Bank lending levels still in decline


The credit crunch is continuing to affect households and businesses, according to new figures from the Central Bank.

Lending to households fell by €355 million during February following a decline of €691 million in January.

Developments in February were largely driven by a decline in loans for house purchase of €224 million, while loans for consumption and other purposes also decreased by €107 million and €23 million, respectively.

Loans to households were 4 per cent lower on a year-to-year basis, following a decline of 3.9 per cent for the year ending January 2012.

Lending for house purchases was 2.5 per cent lower on an annual basis in February, while lending for consumption and other purposes declined by 8.4 per cent over the same period.

For the three month period ending February 2012, loans to households fell by €370 million, of which €134 million was for house purchases and €172 million was for consumption purposes.

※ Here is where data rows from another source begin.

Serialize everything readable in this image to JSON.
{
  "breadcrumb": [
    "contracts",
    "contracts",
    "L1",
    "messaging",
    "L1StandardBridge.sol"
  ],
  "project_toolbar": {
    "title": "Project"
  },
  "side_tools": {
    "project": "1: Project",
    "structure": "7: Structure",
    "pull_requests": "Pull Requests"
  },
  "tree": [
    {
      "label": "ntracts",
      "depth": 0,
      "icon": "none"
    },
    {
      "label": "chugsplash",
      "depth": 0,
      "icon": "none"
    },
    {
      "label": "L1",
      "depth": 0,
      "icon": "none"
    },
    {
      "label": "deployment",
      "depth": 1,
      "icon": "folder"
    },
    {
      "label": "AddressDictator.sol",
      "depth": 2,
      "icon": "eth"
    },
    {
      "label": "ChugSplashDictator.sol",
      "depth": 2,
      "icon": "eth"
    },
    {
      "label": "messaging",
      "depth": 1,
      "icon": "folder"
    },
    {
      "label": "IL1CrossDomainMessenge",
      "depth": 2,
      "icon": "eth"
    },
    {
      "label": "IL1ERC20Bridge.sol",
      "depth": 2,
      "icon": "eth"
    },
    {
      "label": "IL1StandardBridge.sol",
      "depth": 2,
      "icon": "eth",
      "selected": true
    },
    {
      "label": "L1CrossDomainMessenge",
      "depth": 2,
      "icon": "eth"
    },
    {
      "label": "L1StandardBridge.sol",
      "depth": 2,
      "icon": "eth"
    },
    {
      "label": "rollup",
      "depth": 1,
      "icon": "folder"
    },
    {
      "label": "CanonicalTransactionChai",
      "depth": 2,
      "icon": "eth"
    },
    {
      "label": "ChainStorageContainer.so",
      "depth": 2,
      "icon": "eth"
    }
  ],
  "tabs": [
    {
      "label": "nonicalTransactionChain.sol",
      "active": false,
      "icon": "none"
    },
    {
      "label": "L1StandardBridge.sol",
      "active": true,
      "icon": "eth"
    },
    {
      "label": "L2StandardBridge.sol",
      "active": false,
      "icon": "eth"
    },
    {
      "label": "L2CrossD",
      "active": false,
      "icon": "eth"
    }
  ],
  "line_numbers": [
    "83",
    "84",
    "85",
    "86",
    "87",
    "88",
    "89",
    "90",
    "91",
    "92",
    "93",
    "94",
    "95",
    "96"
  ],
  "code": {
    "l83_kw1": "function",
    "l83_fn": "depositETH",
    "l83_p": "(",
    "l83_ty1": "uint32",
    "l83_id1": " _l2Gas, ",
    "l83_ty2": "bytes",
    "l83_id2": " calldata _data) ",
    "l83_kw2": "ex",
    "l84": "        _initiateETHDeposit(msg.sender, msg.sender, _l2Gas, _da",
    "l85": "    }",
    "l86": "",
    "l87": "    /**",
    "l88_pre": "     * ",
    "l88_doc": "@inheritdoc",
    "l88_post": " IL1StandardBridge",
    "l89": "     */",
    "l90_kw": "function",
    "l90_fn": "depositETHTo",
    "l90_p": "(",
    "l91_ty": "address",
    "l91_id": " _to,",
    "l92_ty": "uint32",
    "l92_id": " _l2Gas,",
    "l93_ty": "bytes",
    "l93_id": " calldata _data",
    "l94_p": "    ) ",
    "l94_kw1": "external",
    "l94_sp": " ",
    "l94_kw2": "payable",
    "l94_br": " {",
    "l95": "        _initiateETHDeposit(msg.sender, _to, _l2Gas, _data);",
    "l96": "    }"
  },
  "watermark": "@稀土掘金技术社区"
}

Loans to non-financial businesses declined by 2.3 per cent in the year ending February 29th, following an annual decline of 2.2 per cent in January. On a monthly basis, loans decreased by €167 million during February, following a €548 million decline in the preceding month.

Credit institutions’ holdings of debt and equity securities issued by the private sector decreased by €173 million during the month of February, an annual rate of change in these holdings of minus 6.5 per cent. This follows a decline of 6.9 per cent for the year ending January 31st, 2012.

Private-sector deposits were 6 per cent lower at the end of February on an annual basis while deposits from households were 2.2 per cent lower. Deposits from non-financial businesses declined by 8 per cent in the year to the end of February while deposits from insurance corporations, pension funds and other financial institutions fell by 11.3 per cent over the same period.

Deposits from private-sector residents fell by €55 million last month. Household and non-financial businesses deposits increased by €25 million and €62 million, respectively.

Overnight deposits fell by €678 million in February and household sector overnight deposits were down by €312 million.

The Central Bank said the reduction in overnight deposits may be due to a shift to longer-term deposit products with household deposits with agreed maturity up to two years increased by €325 million during the month of February.

Private-sector deposits from non-residents fell by just under €1 billion during February 2012, the vast majority of which relates to IFSC-based banks.

Borrowings by banks in Ireland on longer-term loans from the European Central Bank fell by €7.9 billion in February, to €87 billion, due to a decline in IFSC banks’ recourse to refinancing operations.

"Although there are some elements of these latest banking figures which may please the Government, particularly on the deposits side, the underlying message from the data is still one of overall weakness and difficulties in the banking sector," said Alan McQuaid, chief economist with Bloxham Stockbrokers .

"The reality is that until the banking sector crisis is fully resolved and things improve on the labour market front then the supply/demand for credit will remain subdued in our view, severely hampering the recovery prospects for the economy as a whole in the process," he added.